▸ **EXERCISE OBJECTIVE**
Copy out the records precisely, omitting pictures.

● ● ● ● ● ● ●

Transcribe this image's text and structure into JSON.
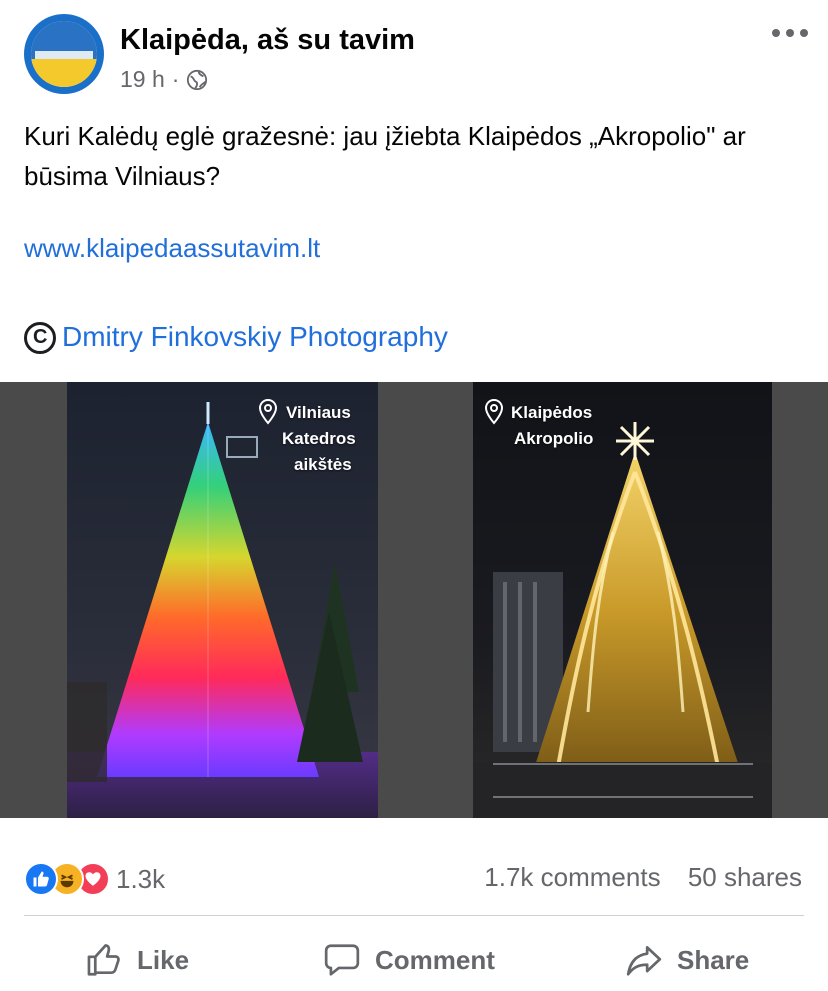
{
  "post": {
    "page_name": "Klaipėda, aš su tavim",
    "time": "19 h",
    "separator": "·",
    "text": "Kuri Kalėdų eglė gražesnė: jau įžiebta Klaipėdos „Akropolio\" ar būsima Vilniaus?",
    "link": "www.klaipedaassutavim.lt",
    "credit": "Dmitry Finkovskiy Photography"
  },
  "image": {
    "left_caption": [
      "Vilniaus",
      "Katedros",
      "aikštės"
    ],
    "right_caption": [
      "Klaipėdos",
      "Akropolio"
    ]
  },
  "reactions": {
    "types": [
      "like-icon",
      "haha-icon",
      "love-icon"
    ],
    "count": "1.3k"
  },
  "stats": {
    "comments": "1.7k comments",
    "shares": "50 shares"
  },
  "actions": {
    "like": "Like",
    "comment": "Comment",
    "share": "Share"
  },
  "colors": {
    "link": "#216fdb",
    "secondary_text": "#65676b",
    "like": "#1877f2",
    "haha": "#f7b125",
    "love": "#f33e58"
  }
}
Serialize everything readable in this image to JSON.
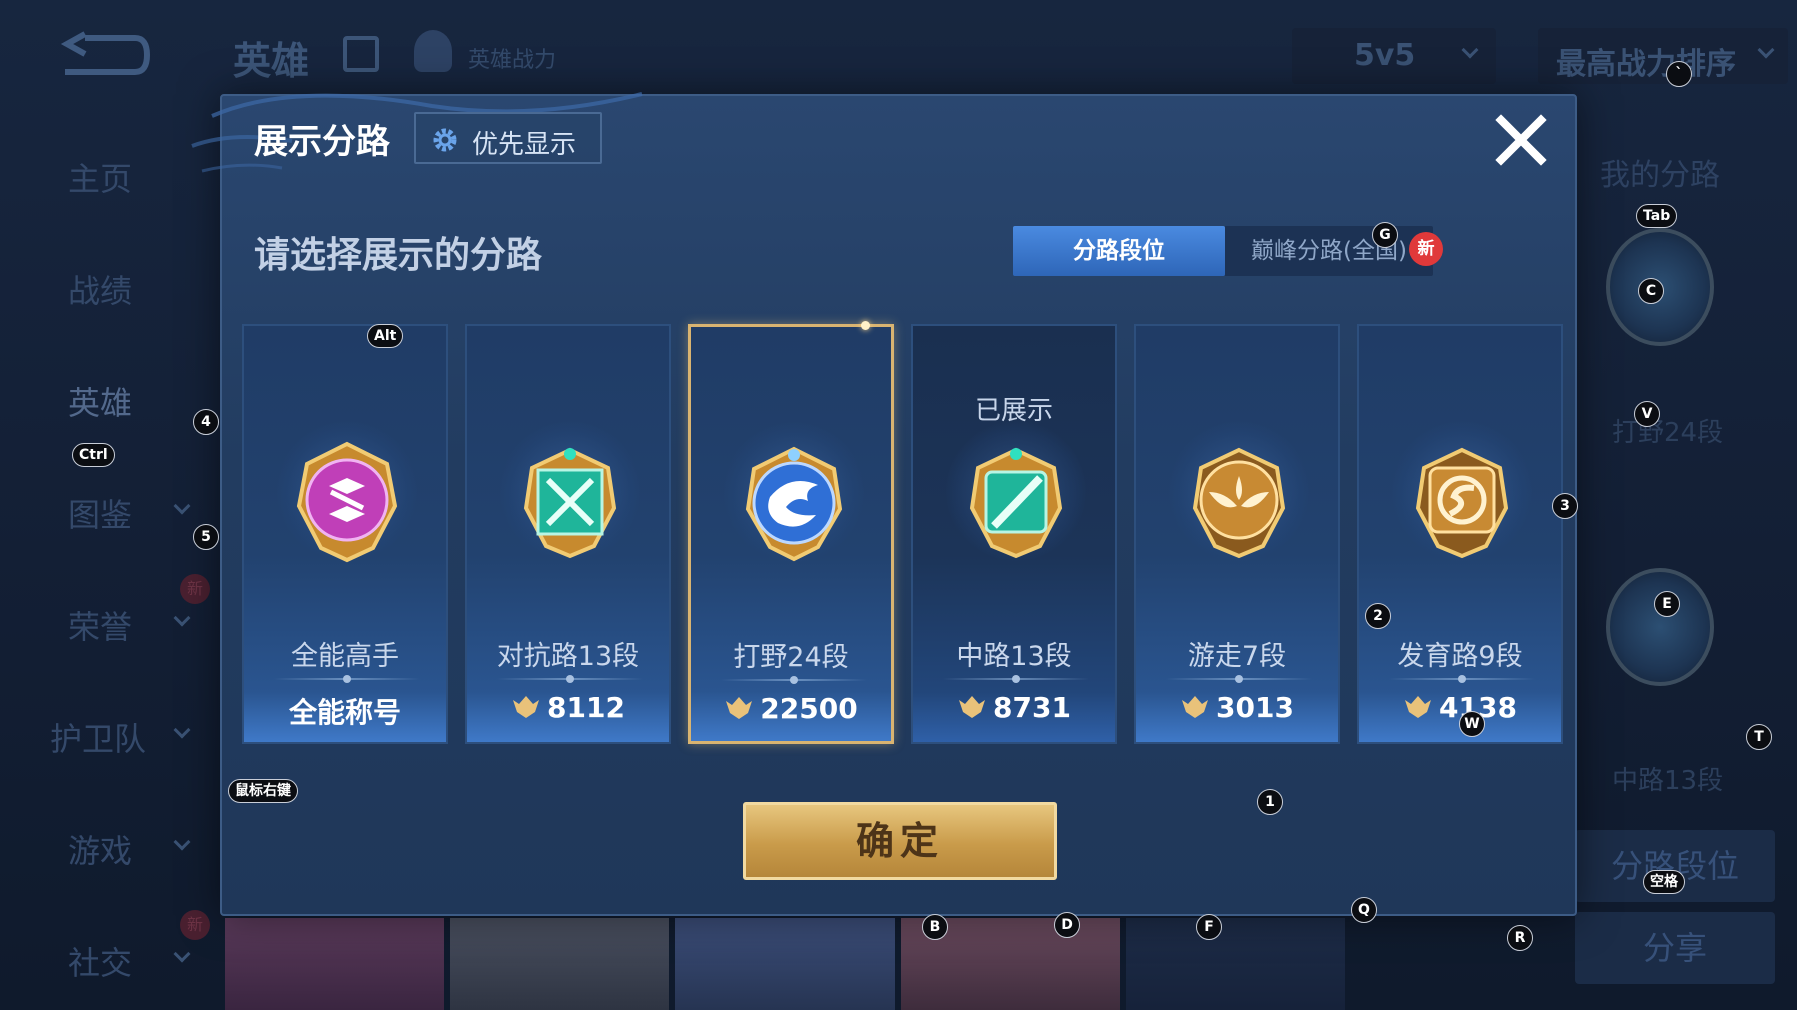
{
  "background": {
    "header_title": "英雄",
    "power_label": "英雄战力",
    "mode_select": "5v5",
    "sort_select": "最高战力排序",
    "sidebar": [
      {
        "label": "主页"
      },
      {
        "label": "战绩"
      },
      {
        "label": "英雄"
      },
      {
        "label": "图鉴"
      },
      {
        "label": "荣誉",
        "badge": "新"
      },
      {
        "label": "护卫队"
      },
      {
        "label": "游戏"
      },
      {
        "label": "社交",
        "badge": "新"
      }
    ],
    "right_panel": {
      "title": "我的分路",
      "lane1": "打野24段",
      "lane2": "中路13段",
      "tab_button": "分路段位",
      "share_button": "分享"
    }
  },
  "modal": {
    "title": "展示分路",
    "priority_button": "优先显示",
    "subtitle": "请选择展示的分路",
    "tabs": [
      "分路段位",
      "巅峰分路(全国)"
    ],
    "new_badge": "新",
    "confirm_button": "确定",
    "cards": [
      {
        "rank": "全能高手",
        "score": "全能称号",
        "shown_label": "",
        "emblem_color": "#c03fb8"
      },
      {
        "rank": "对抗路13段",
        "score": "8112",
        "shown_label": "",
        "emblem_color": "#1fb59a"
      },
      {
        "rank": "打野24段",
        "score": "22500",
        "shown_label": "",
        "emblem_color": "#2f6fd6"
      },
      {
        "rank": "中路13段",
        "score": "8731",
        "shown_label": "已展示",
        "emblem_color": "#1fb59a"
      },
      {
        "rank": "游走7段",
        "score": "3013",
        "shown_label": "",
        "emblem_color": "#c88a33"
      },
      {
        "rank": "发育路9段",
        "score": "4138",
        "shown_label": "",
        "emblem_color": "#c88a33"
      }
    ]
  },
  "key_hints": [
    "`",
    "Tab",
    "C",
    "V",
    "3",
    "E",
    "T",
    "W",
    "2",
    "1",
    "Q",
    "R",
    "F",
    "D",
    "B",
    "G",
    "Alt",
    "4",
    "Ctrl",
    "5",
    "鼠标右键",
    "空格"
  ]
}
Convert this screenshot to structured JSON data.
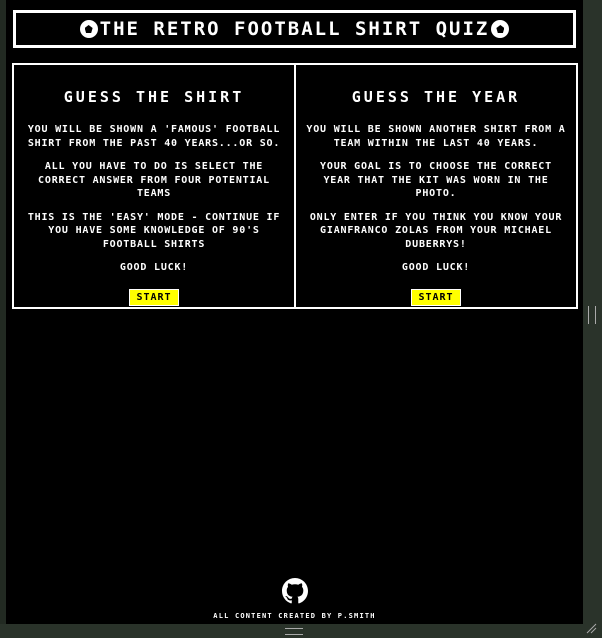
{
  "header": {
    "title": "The Retro Football Shirt Quiz",
    "icon": "football-icon"
  },
  "cards": [
    {
      "heading": "Guess the Shirt",
      "paragraphs": [
        "You will be shown a 'famous' football shirt from the past 40 years...or so.",
        "All you have to do is select the correct answer from four potential teams",
        "This is the 'easy' mode - continue if you have some knowledge of 90's football shirts"
      ],
      "luck": "Good Luck!",
      "button": "Start"
    },
    {
      "heading": "Guess the Year",
      "paragraphs": [
        "You will be shown another shirt from a team within the last 40 years.",
        "Your goal is to choose the correct year that the kit was worn in the photo.",
        "Only enter if you think you know your Gianfranco Zolas from your Michael Duberrys!"
      ],
      "luck": "Good Luck!",
      "button": "Start"
    }
  ],
  "footer": {
    "icon": "github-icon",
    "text": "All content created by P.Smith"
  },
  "colors": {
    "background": "#000000",
    "text": "#ffffff",
    "button": "#ffff00"
  }
}
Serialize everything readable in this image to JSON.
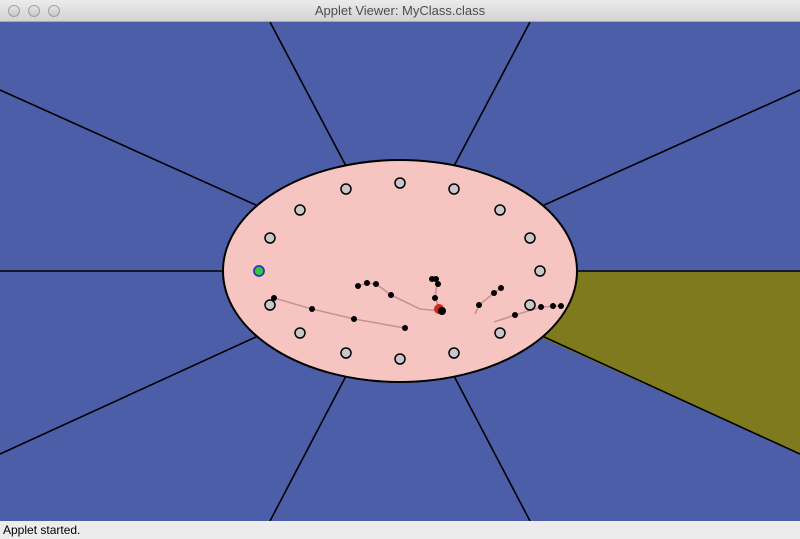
{
  "window": {
    "title": "Applet Viewer: MyClass.class",
    "controls": [
      "close-icon",
      "minimize-icon",
      "zoom-icon"
    ]
  },
  "applet": {
    "colors": {
      "background": "#4c5ea7",
      "highlight_sector": "#807a1e",
      "ellipse": "#f6c5c2",
      "lines": "#000000",
      "ring_node_fill": "#c8c8c8",
      "active_node": "#3fc23f",
      "active_node_border": "#1b3fb0",
      "particle": "#000000",
      "trail": "#c79392",
      "target": "#cc2b1f"
    },
    "ring_node_count": 16,
    "highlighted_sector": "right-lower"
  },
  "status": {
    "text": "Applet started."
  }
}
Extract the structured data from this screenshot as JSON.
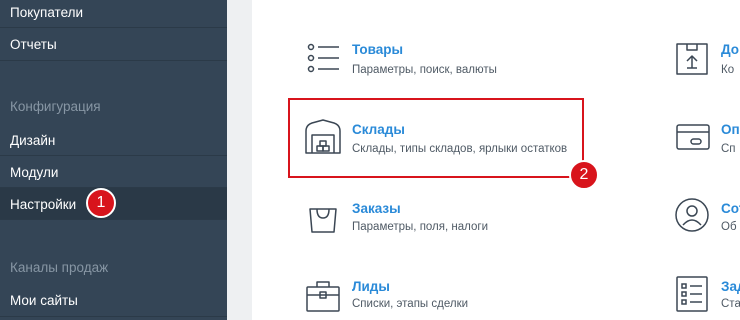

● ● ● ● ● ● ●

▸ **ANSWER AREA**
Transcribe this image's text and structure into JSON.
{
  "post": {
    "page_name": "Klaipėda, aš su tavim",
    "time": "19 h",
    "separator": "·",
    "text": "Kuri Kalėdų eglė gražesnė: jau įžiebta Klaipėdos „Akropolio\" ar būsima Vilniaus?",
    "link": "www.klaipedaassutavim.lt",
    "credit": "Dmitry Finkovskiy Photography"
  },
  "image": {
    "left_caption": [
      "Vilniaus",
      "Katedros",
      "aikštės"
    ],
    "right_caption": [
      "Klaipėdos",
      "Akropolio"
    ]
  },
  "reactions": {
    "types": [
      "like-icon",
      "haha-icon",
      "love-icon"
    ],
    "count": "1.3k"
  },
  "stats": {
    "comments": "1.7k comments",
    "shares": "50 shares"
  },
  "actions": {
    "like": "Like",
    "comment": "Comment",
    "share": "Share"
  },
  "colors": {
    "link": "#216fdb",
    "secondary_text": "#65676b",
    "like": "#1877f2",
    "haha": "#f7b125",
    "love": "#f33e58"
  }
}
Serialize everything readable in this image to JSON.
{
  "background": {
    "header_title": "英雄",
    "power_label": "英雄战力",
    "mode_select": "5v5",
    "sort_select": "最高战力排序",
    "sidebar": [
      {
        "label": "主页"
      },
      {
        "label": "战绩"
      },
      {
        "label": "英雄"
      },
      {
        "label": "图鉴"
      },
      {
        "label": "荣誉",
        "badge": "新"
      },
      {
        "label": "护卫队"
      },
      {
        "label": "游戏"
      },
      {
        "label": "社交",
        "badge": "新"
      }
    ],
    "right_panel": {
      "title": "我的分路",
      "lane1": "打野24段",
      "lane2": "中路13段",
      "tab_button": "分路段位",
      "share_button": "分享"
    }
  },
  "modal": {
    "title": "展示分路",
    "priority_button": "优先显示",
    "subtitle": "请选择展示的分路",
    "tabs": [
      "分路段位",
      "巅峰分路(全国)"
    ],
    "new_badge": "新",
    "confirm_button": "确定",
    "cards": [
      {
        "rank": "全能高手",
        "score": "全能称号",
        "shown_label": "",
        "emblem_color": "#c03fb8"
      },
      {
        "rank": "对抗路13段",
        "score": "8112",
        "shown_label": "",
        "emblem_color": "#1fb59a"
      },
      {
        "rank": "打野24段",
        "score": "22500",
        "shown_label": "",
        "emblem_color": "#2f6fd6"
      },
      {
        "rank": "中路13段",
        "score": "8731",
        "shown_label": "已展示",
        "emblem_color": "#1fb59a"
      },
      {
        "rank": "游走7段",
        "score": "3013",
        "shown_label": "",
        "emblem_color": "#c88a33"
      },
      {
        "rank": "发育路9段",
        "score": "4138",
        "shown_label": "",
        "emblem_color": "#c88a33"
      }
    ]
  },
  "key_hints": [
    "`",
    "Tab",
    "C",
    "V",
    "3",
    "E",
    "T",
    "W",
    "2",
    "1",
    "Q",
    "R",
    "F",
    "D",
    "B",
    "G",
    "Alt",
    "4",
    "Ctrl",
    "5",
    "鼠标右键",
    "空格"
  ]
}
Convert this screenshot to structured JSON data.
{
  "header": {
    "title": "The Retro Football Shirt Quiz",
    "icon": "football-icon"
  },
  "cards": [
    {
      "heading": "Guess the Shirt",
      "paragraphs": [
        "You will be shown a 'famous' football shirt from the past 40 years...or so.",
        "All you have to do is select the correct answer from four potential teams",
        "This is the 'easy' mode - continue if you have some knowledge of 90's football shirts"
      ],
      "luck": "Good Luck!",
      "button": "Start"
    },
    {
      "heading": "Guess the Year",
      "paragraphs": [
        "You will be shown another shirt from a team within the last 40 years.",
        "Your goal is to choose the correct year that the kit was worn in the photo.",
        "Only enter if you think you know your Gianfranco Zolas from your Michael Duberrys!"
      ],
      "luck": "Good Luck!",
      "button": "Start"
    }
  ],
  "footer": {
    "icon": "github-icon",
    "text": "All content created by P.Smith"
  },
  "colors": {
    "background": "#000000",
    "text": "#ffffff",
    "button": "#ffff00"
  }
}
Serialize everything readable in this image to JSON.
{
  "window": {
    "title": "Applet Viewer: MyClass.class",
    "controls": [
      "close-icon",
      "minimize-icon",
      "zoom-icon"
    ]
  },
  "applet": {
    "colors": {
      "background": "#4c5ea7",
      "highlight_sector": "#807a1e",
      "ellipse": "#f6c5c2",
      "lines": "#000000",
      "ring_node_fill": "#c8c8c8",
      "active_node": "#3fc23f",
      "active_node_border": "#1b3fb0",
      "particle": "#000000",
      "trail": "#c79392",
      "target": "#cc2b1f"
    },
    "ring_node_count": 16,
    "highlighted_sector": "right-lower"
  },
  "status": {
    "text": "Applet started."
  }
}
Extract the structured data from this screenshot as JSON.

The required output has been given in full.